"Then I heard some students start giggling."
Students saw her white-clad students, and Rider's parents later complained about it.
"We determined, obviously, that she used extremely poor judgment," Moye said.
Hutchins told the group at Fortson Memorial Baptist Church on Monday he had spoken with the school superintendent.
During that conversation, Hutchins asked the superintendent that a meeting be convened between the mayor and police chief to address Cody’s safety, as well as planning a diversity sensitivity training for the city, school staff and sheriff deputies.
He said he wants to make sure Ariemma is dealt with in a fair and just way. And that the situation is not taken out of context, but also not ignored.
“Good common sense should have told her this was not a good idea,” he said.
Ariemma is an award-winning teaching. Last year, the Georgia Senate passed a resolution lauding her "dedication to her students and her profession" after she was honored as Lumpkin County High School's 2009 STAR Teacher. The Student Teacher Achievement Recognition program is sponsored by the Georgia Chamber of Commerce and the Professional Association of Georgia Educators and recognizes teaching excellence.

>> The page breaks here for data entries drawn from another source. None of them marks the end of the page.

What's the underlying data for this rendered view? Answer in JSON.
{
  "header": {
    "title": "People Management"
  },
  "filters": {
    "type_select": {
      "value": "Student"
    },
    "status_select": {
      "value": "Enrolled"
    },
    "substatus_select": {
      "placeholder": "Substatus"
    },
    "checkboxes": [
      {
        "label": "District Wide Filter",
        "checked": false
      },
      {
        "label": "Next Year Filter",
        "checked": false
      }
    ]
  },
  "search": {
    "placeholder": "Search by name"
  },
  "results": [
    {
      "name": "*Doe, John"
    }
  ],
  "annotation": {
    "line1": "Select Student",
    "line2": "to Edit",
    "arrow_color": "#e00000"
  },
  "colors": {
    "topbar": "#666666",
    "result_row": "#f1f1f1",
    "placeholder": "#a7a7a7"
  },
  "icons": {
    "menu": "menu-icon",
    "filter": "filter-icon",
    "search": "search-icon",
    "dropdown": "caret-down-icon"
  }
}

She said she continues to stand behind the video project and the lesson it was to convey to her students.
"This project was about racism in U.S. history," Ariemma said. "Not just racism against African Americans, but racism as a whole."
She said including the Ku Klux Klan was an essential piece.
"You cannot discuss racism without discussing the Klan," she said. "To do so would be to condone their actions."
Moye said Ariemma has never been reprimanded for missteps and that she has always been an "outstanding" teacher. But he said he could not ignore this incident.
She could lose her job over it.
"In my opinion, it was offensive," Moye said. "The other part of it is some people have jumped on it and said, ‘You're racist.'"
Moye said he placed her on leave with pay pending the outcome of an investigation. The school system attorney will interview the children involved to determine what happened, he said.
Historical reenactments can be an effective teaching tool, but must be used with discretion, one local history professor said.
Eugene Van Sickle, an assistant professor of history at North Georgia College & State University in Dahlonega, has required students to research the world views of historical figures and then defend their positions in a debate.
"You're in the moment," he said, "and based on what you know about the person, it becomes a teaching moment."
But Van Sickle said he would not use the technique with emotionally charged topics, "and I think the Klan would certainly be a charged topic."
The U.S. Constitution's free speech guarantee is limited in schools, and may offer little or no protection for Ariemma, according to a legal expert.
The Supreme Court has determined that the constitution only protects speech in schools that does not disrupt the educational mission, said Lynn Hogue, a law professor at Georgia State University and a First Amendment specialist.
There is nothing inherently wrong with allowing students to wear Ku Klux Klan outfits for an educational purpose, Hogue said. But it would be unprotected by the constitution if it interrupted learning.
The best way to avoid a disruption is to ensure that everyone who could be affected knows what's going on beforehand, Hogue said.
"The answer is not necessarily to not do it," he said, "but rather to be sure that everybody is reasonably informed about it so that people aren't caught off guard and it doesn't backfire."
Ariemma said she hopes something good can come from this.
"I asked Mr. Moye if there was some way we could turn this into a teachable moment," she said.